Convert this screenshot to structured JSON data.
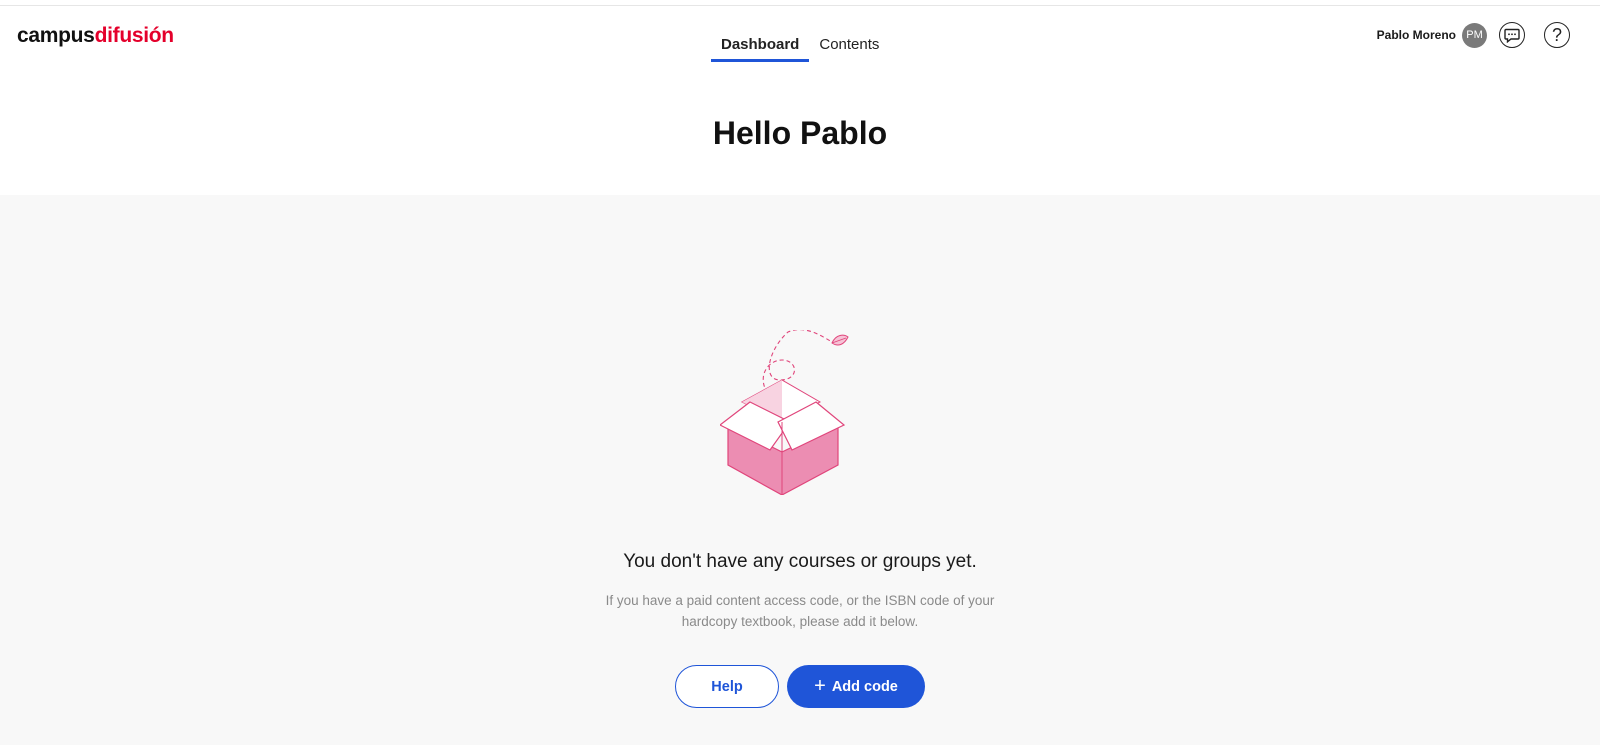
{
  "brand": {
    "part1": "campus",
    "part2": "difusión"
  },
  "nav": {
    "tabs": [
      {
        "label": "Dashboard"
      },
      {
        "label": "Contents"
      }
    ]
  },
  "user": {
    "name": "Pablo Moreno",
    "initials": "PM",
    "help_glyph": "?"
  },
  "greeting": "Hello Pablo",
  "empty_state": {
    "title": "You don't have any courses or groups yet.",
    "description": "If you have a paid content access code, or the ISBN code of your hardcopy textbook, please add it below."
  },
  "actions": {
    "help_label": "Help",
    "add_icon": "+",
    "add_label": "Add code"
  },
  "colors": {
    "accent": "#1f55d8",
    "brand_red": "#e4002b",
    "box_pink": "#ec8db2",
    "box_outline": "#e0457b"
  }
}
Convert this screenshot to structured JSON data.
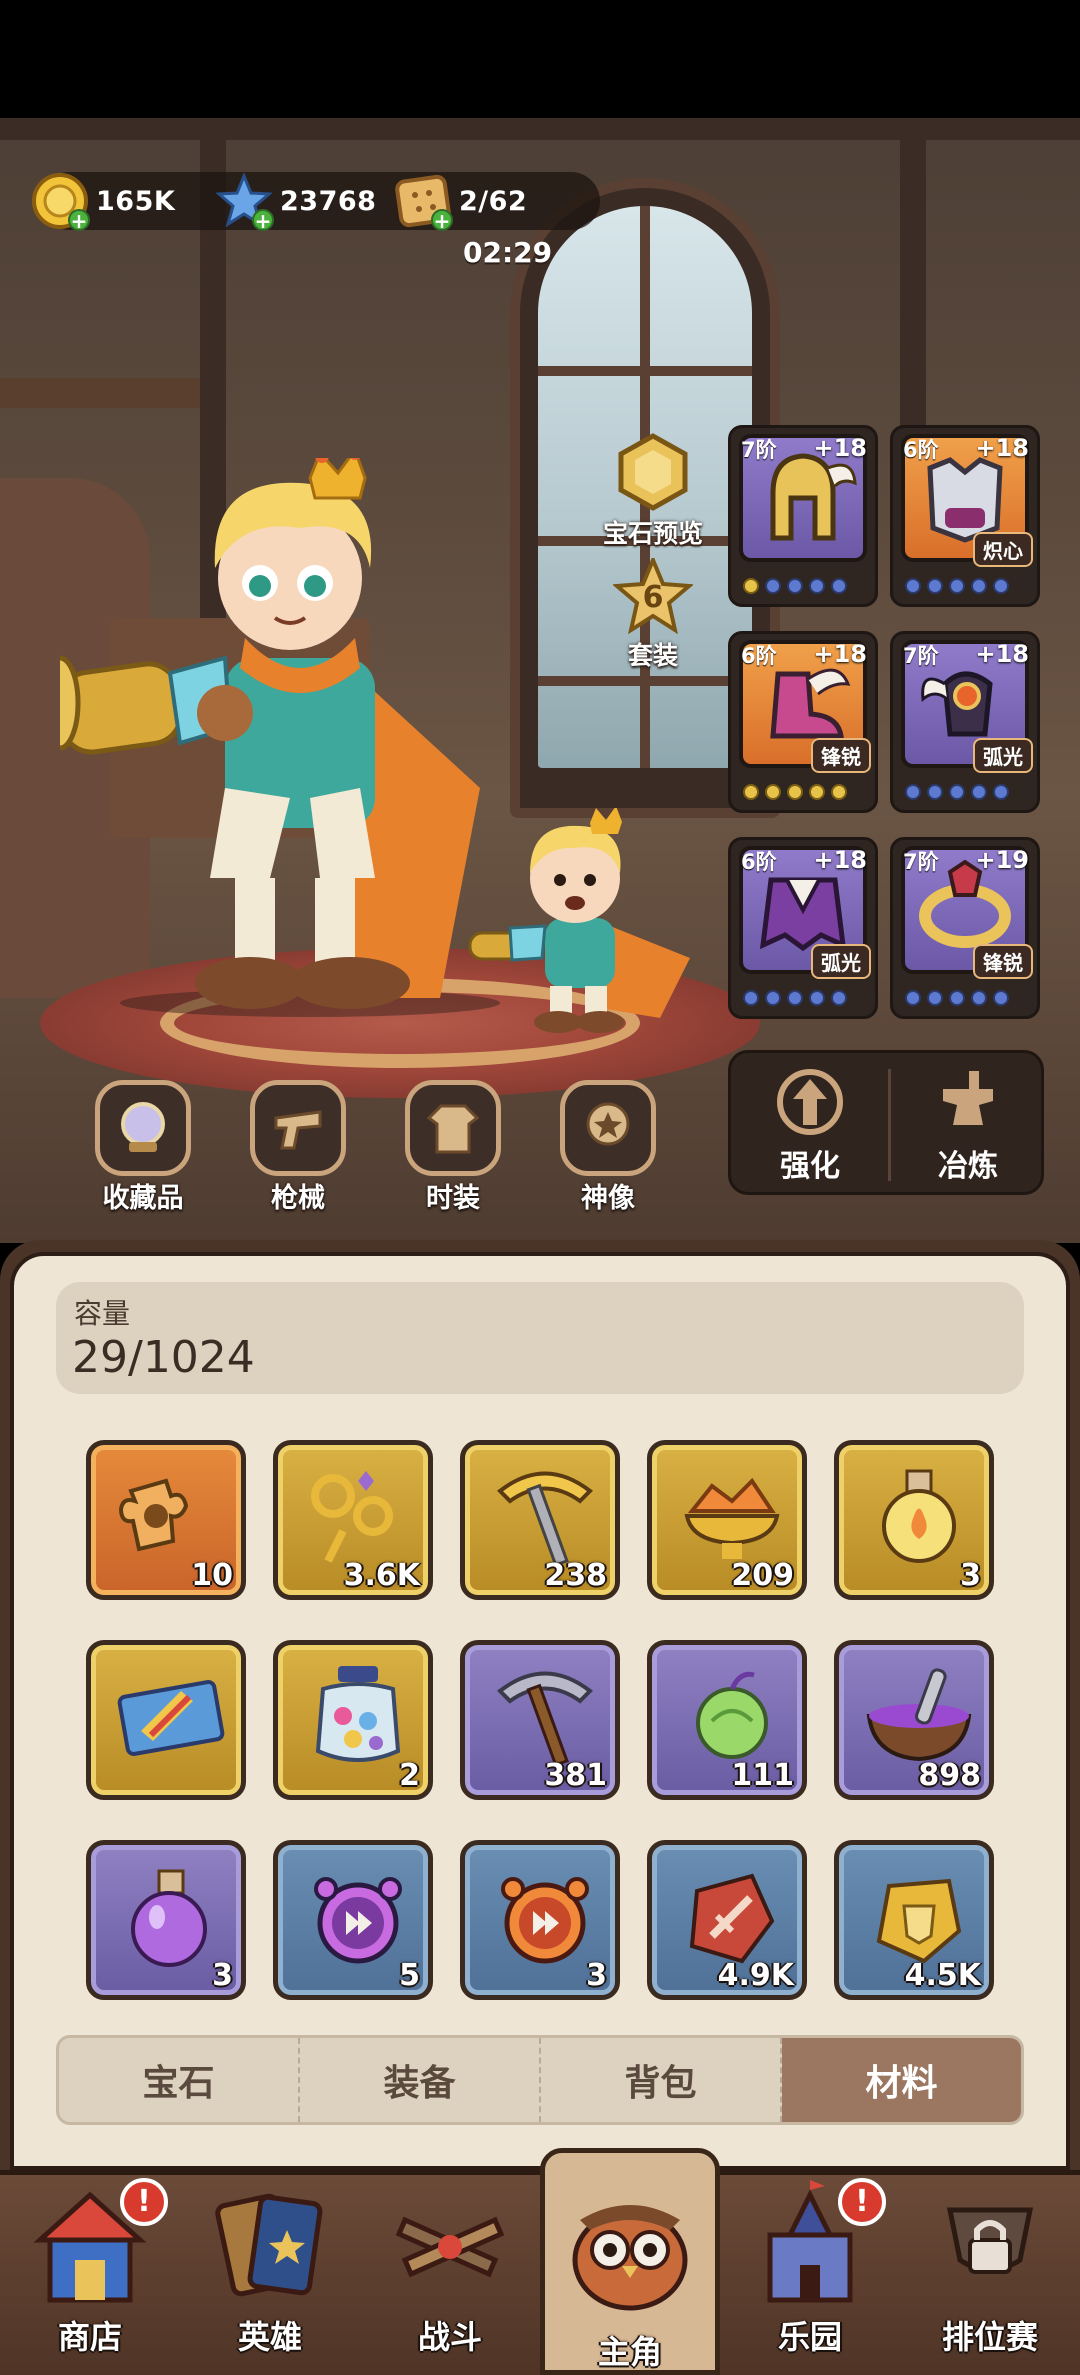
{
  "resources": {
    "gold": "165K",
    "stars": "23768",
    "stamina": "2/62",
    "timer": "02:29"
  },
  "side_buttons": {
    "gem_preview": "宝石预览",
    "set_count": "6",
    "set_label": "套装"
  },
  "equipment": [
    {
      "tier": "7阶",
      "level": "+18",
      "tag": "",
      "rarity": "purple"
    },
    {
      "tier": "6阶",
      "level": "+18",
      "tag": "炽心",
      "rarity": "orange"
    },
    {
      "tier": "6阶",
      "level": "+18",
      "tag": "锋锐",
      "rarity": "orange"
    },
    {
      "tier": "7阶",
      "level": "+18",
      "tag": "弧光",
      "rarity": "purple"
    },
    {
      "tier": "6阶",
      "level": "+18",
      "tag": "弧光",
      "rarity": "purple"
    },
    {
      "tier": "7阶",
      "level": "+19",
      "tag": "锋锐",
      "rarity": "purple"
    }
  ],
  "hero_buttons": {
    "collection": "收藏品",
    "firearms": "枪械",
    "fashion": "时装",
    "statue": "神像"
  },
  "upgrade": {
    "enhance": "强化",
    "refine": "冶炼"
  },
  "inventory": {
    "capacity_title": "容量",
    "capacity_value": "29/1024",
    "items": [
      {
        "count": "10",
        "rarity": "orange",
        "icon": "puzzle-icon"
      },
      {
        "count": "3.6K",
        "rarity": "gold",
        "icon": "key-icon"
      },
      {
        "count": "238",
        "rarity": "gold",
        "icon": "gold-pickaxe-icon"
      },
      {
        "count": "209",
        "rarity": "gold",
        "icon": "ore-bowl-icon"
      },
      {
        "count": "3",
        "rarity": "gold",
        "icon": "gold-potion-icon"
      },
      {
        "count": "",
        "rarity": "gold",
        "icon": "ticket-icon"
      },
      {
        "count": "2",
        "rarity": "gold",
        "icon": "candy-jar-icon"
      },
      {
        "count": "381",
        "rarity": "purple",
        "icon": "pickaxe-icon"
      },
      {
        "count": "111",
        "rarity": "purple",
        "icon": "fruit-icon"
      },
      {
        "count": "898",
        "rarity": "purple",
        "icon": "mortar-icon"
      },
      {
        "count": "3",
        "rarity": "purple",
        "icon": "purple-potion-icon"
      },
      {
        "count": "5",
        "rarity": "blue",
        "icon": "purple-clock-icon"
      },
      {
        "count": "3",
        "rarity": "blue",
        "icon": "orange-clock-icon"
      },
      {
        "count": "4.9K",
        "rarity": "blue",
        "icon": "sword-stone-icon"
      },
      {
        "count": "4.5K",
        "rarity": "blue",
        "icon": "shield-stone-icon"
      }
    ]
  },
  "tabs": [
    "宝石",
    "装备",
    "背包",
    "材料"
  ],
  "active_tab": "材料",
  "nav": [
    "商店",
    "英雄",
    "战斗",
    "主角",
    "乐园",
    "排位赛"
  ],
  "badge": "!",
  "colors": {
    "panel": "#efe5d4",
    "active_tab": "#9b7660",
    "nav": "#6b4a38"
  }
}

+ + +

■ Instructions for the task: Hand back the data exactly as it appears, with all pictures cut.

■ Reply:
Convert this screenshot to structured JSON data.
{
  "brand": {
    "part1": "campus",
    "part2": "difusión"
  },
  "nav": {
    "tabs": [
      {
        "label": "Dashboard"
      },
      {
        "label": "Contents"
      }
    ]
  },
  "user": {
    "name": "Pablo Moreno",
    "initials": "PM",
    "help_glyph": "?"
  },
  "greeting": "Hello Pablo",
  "empty_state": {
    "title": "You don't have any courses or groups yet.",
    "description": "If you have a paid content access code, or the ISBN code of your hardcopy textbook, please add it below."
  },
  "actions": {
    "help_label": "Help",
    "add_icon": "+",
    "add_label": "Add code"
  },
  "colors": {
    "accent": "#1f55d8",
    "brand_red": "#e4002b",
    "box_pink": "#ec8db2",
    "box_outline": "#e0457b"
  }
}
Convert this screenshot to structured JSON data.
{
  "resources": {
    "gold": "165K",
    "stars": "23768",
    "stamina": "2/62",
    "timer": "02:29"
  },
  "side_buttons": {
    "gem_preview": "宝石预览",
    "set_count": "6",
    "set_label": "套装"
  },
  "equipment": [
    {
      "tier": "7阶",
      "level": "+18",
      "tag": "",
      "rarity": "purple"
    },
    {
      "tier": "6阶",
      "level": "+18",
      "tag": "炽心",
      "rarity": "orange"
    },
    {
      "tier": "6阶",
      "level": "+18",
      "tag": "锋锐",
      "rarity": "orange"
    },
    {
      "tier": "7阶",
      "level": "+18",
      "tag": "弧光",
      "rarity": "purple"
    },
    {
      "tier": "6阶",
      "level": "+18",
      "tag": "弧光",
      "rarity": "purple"
    },
    {
      "tier": "7阶",
      "level": "+19",
      "tag": "锋锐",
      "rarity": "purple"
    }
  ],
  "hero_buttons": {
    "collection": "收藏品",
    "firearms": "枪械",
    "fashion": "时装",
    "statue": "神像"
  },
  "upgrade": {
    "enhance": "强化",
    "refine": "冶炼"
  },
  "inventory": {
    "capacity_title": "容量",
    "capacity_value": "29/1024",
    "items": [
      {
        "count": "10",
        "rarity": "orange",
        "icon": "puzzle-icon"
      },
      {
        "count": "3.6K",
        "rarity": "gold",
        "icon": "key-icon"
      },
      {
        "count": "238",
        "rarity": "gold",
        "icon": "gold-pickaxe-icon"
      },
      {
        "count": "209",
        "rarity": "gold",
        "icon": "ore-bowl-icon"
      },
      {
        "count": "3",
        "rarity": "gold",
        "icon": "gold-potion-icon"
      },
      {
        "count": "",
        "rarity": "gold",
        "icon": "ticket-icon"
      },
      {
        "count": "2",
        "rarity": "gold",
        "icon": "candy-jar-icon"
      },
      {
        "count": "381",
        "rarity": "purple",
        "icon": "pickaxe-icon"
      },
      {
        "count": "111",
        "rarity": "purple",
        "icon": "fruit-icon"
      },
      {
        "count": "898",
        "rarity": "purple",
        "icon": "mortar-icon"
      },
      {
        "count": "3",
        "rarity": "purple",
        "icon": "purple-potion-icon"
      },
      {
        "count": "5",
        "rarity": "blue",
        "icon": "purple-clock-icon"
      },
      {
        "count": "3",
        "rarity": "blue",
        "icon": "orange-clock-icon"
      },
      {
        "count": "4.9K",
        "rarity": "blue",
        "icon": "sword-stone-icon"
      },
      {
        "count": "4.5K",
        "rarity": "blue",
        "icon": "shield-stone-icon"
      }
    ]
  },
  "tabs": [
    "宝石",
    "装备",
    "背包",
    "材料"
  ],
  "active_tab": "材料",
  "nav": [
    "商店",
    "英雄",
    "战斗",
    "主角",
    "乐园",
    "排位赛"
  ],
  "badge": "!",
  "colors": {
    "panel": "#efe5d4",
    "active_tab": "#9b7660",
    "nav": "#6b4a38"
  }
}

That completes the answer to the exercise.